Exercise directions | Your task is to print each entry exactly as written.

Raw data |

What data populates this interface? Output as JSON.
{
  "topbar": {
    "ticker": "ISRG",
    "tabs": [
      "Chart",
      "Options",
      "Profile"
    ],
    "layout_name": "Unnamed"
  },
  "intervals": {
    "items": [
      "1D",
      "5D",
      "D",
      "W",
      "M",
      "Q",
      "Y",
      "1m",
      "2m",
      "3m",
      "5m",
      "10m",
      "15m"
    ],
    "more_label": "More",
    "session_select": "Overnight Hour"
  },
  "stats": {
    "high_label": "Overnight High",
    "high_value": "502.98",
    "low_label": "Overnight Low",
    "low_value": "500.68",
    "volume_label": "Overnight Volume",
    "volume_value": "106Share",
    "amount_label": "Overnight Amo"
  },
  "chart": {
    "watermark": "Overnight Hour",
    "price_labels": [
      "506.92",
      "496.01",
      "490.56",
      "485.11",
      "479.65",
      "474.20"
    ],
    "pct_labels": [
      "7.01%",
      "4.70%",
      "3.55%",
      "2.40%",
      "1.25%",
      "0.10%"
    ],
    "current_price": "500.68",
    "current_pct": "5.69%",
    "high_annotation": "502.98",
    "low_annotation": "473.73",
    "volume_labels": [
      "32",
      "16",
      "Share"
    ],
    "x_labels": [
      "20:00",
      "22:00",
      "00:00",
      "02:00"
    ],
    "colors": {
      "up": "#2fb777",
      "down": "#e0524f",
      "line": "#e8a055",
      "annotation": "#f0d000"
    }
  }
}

Written solution |
What data populates this interface? Output as JSON.
{
  "topbar": {
    "ticker": "ISRG",
    "tabs": [
      "Chart",
      "Options",
      "Profile"
    ],
    "layout_name": "Unnamed"
  },
  "intervals": {
    "items": [
      "1D",
      "5D",
      "D",
      "W",
      "M",
      "Q",
      "Y",
      "1m",
      "2m",
      "3m",
      "5m",
      "10m",
      "15m"
    ],
    "more_label": "More",
    "session_select": "Overnight Hour"
  },
  "stats": {
    "high_label": "Overnight High",
    "high_value": "502.98",
    "low_label": "Overnight Low",
    "low_value": "500.68",
    "volume_label": "Overnight Volume",
    "volume_value": "106Share",
    "amount_label": "Overnight Amo"
  },
  "chart": {
    "watermark": "Overnight Hour",
    "price_labels": [
      "506.92",
      "496.01",
      "490.56",
      "485.11",
      "479.65",
      "474.20"
    ],
    "pct_labels": [
      "7.01%",
      "4.70%",
      "3.55%",
      "2.40%",
      "1.25%",
      "0.10%"
    ],
    "current_price": "500.68",
    "current_pct": "5.69%",
    "high_annotation": "502.98",
    "low_annotation": "473.73",
    "volume_labels": [
      "32",
      "16",
      "Share"
    ],
    "x_labels": [
      "20:00",
      "22:00",
      "00:00",
      "02:00"
    ],
    "colors": {
      "up": "#2fb777",
      "down": "#e0524f",
      "line": "#e8a055",
      "annotation": "#f0d000"
    }
  }
}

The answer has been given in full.